Objectives: This study examined antimicrobial prescribing patterns for adults and children with bronchitis or upper respiratory infections (URIs) before and after release of nationally disseminated pediatric practice recommendations.
Methods: Data from the 1993, 1995, 1997, and 1999 National Ambulatory Medical Care Survey were used to evaluate prescriptions for antimicrobials for URIs and bronchitis.
Results: From 1993 to 1999, the proportion of children receiving antimicrobials after visits for URIs and bronchitis decreased. However, the use of broad-spectrum antimicrobials rose from 10.6% of bronchitis visits to 40.5%. Prescriptions of antimicrobials for adults with URIs or bronchitis showed a decrease between 1993 and 1999.

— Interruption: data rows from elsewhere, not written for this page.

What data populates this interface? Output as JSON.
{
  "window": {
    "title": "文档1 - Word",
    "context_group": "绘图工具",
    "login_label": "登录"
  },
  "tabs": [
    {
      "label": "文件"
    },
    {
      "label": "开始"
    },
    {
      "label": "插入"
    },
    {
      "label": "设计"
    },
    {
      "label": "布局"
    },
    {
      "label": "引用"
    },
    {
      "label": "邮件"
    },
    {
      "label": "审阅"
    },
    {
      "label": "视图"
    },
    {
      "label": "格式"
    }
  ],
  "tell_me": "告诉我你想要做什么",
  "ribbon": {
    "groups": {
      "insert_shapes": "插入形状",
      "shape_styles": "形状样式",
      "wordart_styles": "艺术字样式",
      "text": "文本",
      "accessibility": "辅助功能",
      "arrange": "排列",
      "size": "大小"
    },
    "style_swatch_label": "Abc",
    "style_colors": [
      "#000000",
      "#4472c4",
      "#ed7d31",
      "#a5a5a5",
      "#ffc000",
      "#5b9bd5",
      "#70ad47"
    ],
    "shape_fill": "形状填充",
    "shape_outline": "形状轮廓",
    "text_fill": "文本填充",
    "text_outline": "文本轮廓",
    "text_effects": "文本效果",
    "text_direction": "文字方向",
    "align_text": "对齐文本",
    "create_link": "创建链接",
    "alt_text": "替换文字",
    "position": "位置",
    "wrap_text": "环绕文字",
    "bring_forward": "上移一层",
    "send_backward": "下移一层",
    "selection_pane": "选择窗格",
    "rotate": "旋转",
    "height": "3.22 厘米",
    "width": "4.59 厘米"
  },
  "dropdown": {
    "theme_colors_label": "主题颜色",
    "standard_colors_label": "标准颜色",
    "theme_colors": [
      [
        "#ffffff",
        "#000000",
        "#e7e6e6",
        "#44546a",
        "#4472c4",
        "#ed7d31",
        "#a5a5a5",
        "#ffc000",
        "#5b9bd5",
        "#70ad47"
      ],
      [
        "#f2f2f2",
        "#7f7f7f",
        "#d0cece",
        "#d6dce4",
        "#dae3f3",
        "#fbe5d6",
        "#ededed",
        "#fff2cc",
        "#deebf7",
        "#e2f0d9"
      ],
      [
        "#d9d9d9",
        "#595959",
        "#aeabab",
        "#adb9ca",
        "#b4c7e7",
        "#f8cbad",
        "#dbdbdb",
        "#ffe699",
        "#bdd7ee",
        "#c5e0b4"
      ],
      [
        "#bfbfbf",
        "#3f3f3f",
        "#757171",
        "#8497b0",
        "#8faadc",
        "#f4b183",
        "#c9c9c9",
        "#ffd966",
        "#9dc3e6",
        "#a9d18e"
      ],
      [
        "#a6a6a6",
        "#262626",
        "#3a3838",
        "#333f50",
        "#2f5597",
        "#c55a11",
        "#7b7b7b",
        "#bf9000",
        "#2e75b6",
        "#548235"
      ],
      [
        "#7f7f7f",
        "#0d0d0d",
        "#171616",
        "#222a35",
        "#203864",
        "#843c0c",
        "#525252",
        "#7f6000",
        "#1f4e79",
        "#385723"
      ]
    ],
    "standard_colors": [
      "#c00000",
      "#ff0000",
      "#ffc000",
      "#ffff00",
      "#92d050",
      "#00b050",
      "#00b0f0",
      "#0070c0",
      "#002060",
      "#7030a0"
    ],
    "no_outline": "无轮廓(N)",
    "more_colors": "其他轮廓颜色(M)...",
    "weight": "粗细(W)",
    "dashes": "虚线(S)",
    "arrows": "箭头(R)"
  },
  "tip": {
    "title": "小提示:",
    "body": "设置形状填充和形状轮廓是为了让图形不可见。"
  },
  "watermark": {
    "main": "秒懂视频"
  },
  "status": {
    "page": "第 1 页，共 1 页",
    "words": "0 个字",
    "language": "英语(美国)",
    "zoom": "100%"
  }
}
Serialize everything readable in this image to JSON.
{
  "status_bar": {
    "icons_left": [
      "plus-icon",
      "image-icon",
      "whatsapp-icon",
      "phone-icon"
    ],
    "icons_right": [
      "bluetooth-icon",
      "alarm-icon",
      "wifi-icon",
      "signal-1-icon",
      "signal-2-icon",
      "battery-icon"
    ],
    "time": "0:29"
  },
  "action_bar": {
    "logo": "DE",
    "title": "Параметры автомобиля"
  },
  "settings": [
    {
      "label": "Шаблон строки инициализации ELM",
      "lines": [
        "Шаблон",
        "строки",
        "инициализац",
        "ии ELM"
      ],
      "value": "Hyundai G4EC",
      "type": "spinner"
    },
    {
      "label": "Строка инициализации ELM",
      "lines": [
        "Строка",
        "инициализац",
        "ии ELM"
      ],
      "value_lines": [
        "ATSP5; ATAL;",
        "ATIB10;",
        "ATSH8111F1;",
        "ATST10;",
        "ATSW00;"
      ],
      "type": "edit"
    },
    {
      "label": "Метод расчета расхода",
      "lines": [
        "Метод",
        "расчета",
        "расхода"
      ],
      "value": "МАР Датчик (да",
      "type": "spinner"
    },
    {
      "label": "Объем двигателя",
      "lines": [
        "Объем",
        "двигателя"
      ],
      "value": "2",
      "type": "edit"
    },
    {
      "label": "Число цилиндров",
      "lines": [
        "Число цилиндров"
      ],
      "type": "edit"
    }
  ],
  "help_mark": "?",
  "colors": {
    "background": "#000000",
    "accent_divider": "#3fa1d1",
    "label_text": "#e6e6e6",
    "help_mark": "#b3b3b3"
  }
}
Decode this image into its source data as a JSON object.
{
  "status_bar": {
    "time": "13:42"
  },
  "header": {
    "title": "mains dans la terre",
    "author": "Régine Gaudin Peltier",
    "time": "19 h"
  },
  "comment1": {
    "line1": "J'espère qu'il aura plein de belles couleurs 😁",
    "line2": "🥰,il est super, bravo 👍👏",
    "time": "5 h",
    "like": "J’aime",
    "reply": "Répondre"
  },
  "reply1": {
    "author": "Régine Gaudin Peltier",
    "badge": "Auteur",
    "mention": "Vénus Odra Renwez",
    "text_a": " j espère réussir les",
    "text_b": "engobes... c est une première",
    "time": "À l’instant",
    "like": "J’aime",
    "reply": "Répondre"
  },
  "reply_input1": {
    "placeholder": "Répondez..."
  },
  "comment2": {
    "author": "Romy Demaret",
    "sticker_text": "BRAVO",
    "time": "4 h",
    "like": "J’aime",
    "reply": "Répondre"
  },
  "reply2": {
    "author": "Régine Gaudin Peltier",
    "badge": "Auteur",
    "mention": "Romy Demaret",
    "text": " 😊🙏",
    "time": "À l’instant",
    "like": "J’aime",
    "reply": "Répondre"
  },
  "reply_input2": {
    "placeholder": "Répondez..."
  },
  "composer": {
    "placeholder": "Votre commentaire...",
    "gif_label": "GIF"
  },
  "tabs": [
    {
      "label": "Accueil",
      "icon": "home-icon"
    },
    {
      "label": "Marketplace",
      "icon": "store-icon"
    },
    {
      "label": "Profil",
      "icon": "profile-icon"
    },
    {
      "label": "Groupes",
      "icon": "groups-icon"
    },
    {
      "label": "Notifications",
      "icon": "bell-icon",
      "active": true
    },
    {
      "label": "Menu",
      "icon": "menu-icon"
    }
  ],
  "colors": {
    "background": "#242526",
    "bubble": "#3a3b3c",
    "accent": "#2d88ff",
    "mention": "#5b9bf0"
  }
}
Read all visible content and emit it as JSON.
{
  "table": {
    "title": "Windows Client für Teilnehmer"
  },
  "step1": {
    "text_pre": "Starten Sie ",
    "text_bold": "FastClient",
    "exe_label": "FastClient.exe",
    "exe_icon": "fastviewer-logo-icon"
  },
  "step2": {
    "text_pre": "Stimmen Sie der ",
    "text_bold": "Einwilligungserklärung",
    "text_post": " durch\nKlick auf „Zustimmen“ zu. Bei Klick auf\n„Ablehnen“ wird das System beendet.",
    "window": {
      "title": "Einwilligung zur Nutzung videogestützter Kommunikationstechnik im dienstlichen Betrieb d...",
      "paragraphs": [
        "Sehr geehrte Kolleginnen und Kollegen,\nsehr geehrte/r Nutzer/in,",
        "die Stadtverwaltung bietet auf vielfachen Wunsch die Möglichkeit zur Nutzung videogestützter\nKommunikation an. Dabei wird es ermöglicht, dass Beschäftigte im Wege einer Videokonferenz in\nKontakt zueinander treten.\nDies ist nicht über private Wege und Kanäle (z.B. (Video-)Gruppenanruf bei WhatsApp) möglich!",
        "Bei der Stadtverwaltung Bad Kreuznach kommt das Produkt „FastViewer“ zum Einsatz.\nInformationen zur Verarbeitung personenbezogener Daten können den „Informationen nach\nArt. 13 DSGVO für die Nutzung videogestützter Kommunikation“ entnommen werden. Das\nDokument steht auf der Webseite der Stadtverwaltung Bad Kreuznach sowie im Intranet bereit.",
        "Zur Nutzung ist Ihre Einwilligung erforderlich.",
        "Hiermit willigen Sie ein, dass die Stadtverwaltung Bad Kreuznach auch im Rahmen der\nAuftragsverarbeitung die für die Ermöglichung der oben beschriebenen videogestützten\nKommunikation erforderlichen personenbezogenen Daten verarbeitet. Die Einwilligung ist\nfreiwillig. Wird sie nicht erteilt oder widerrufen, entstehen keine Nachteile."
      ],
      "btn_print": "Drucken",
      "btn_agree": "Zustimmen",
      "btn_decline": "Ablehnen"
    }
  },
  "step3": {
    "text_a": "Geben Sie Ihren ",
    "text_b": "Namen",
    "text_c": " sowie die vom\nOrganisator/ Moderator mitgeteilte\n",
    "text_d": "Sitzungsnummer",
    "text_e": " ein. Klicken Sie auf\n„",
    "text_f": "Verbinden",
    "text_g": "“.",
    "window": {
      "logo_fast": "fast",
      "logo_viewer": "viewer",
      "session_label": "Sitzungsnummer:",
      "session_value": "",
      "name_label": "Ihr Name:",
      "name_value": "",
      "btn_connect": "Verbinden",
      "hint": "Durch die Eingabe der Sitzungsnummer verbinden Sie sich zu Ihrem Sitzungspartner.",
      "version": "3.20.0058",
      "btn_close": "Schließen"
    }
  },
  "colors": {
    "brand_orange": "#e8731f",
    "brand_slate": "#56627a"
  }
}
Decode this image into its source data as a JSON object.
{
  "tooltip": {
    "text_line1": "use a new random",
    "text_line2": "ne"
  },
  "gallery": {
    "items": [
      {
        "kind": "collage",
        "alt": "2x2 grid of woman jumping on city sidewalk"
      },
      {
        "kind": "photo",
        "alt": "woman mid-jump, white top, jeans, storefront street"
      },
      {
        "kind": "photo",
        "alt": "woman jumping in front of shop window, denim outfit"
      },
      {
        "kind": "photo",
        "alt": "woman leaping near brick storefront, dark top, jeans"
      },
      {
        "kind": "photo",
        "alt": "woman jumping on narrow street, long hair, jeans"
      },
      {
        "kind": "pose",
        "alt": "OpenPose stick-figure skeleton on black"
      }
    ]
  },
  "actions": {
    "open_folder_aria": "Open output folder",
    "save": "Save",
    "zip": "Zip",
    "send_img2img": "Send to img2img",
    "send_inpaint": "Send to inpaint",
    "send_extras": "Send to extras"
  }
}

Conclusions: Although antimicrobial prescribing for URIs and bronchitis has decreased for both children and adults, the prescribing of broad-spectrum antibiotics among children has shown a proportional rise.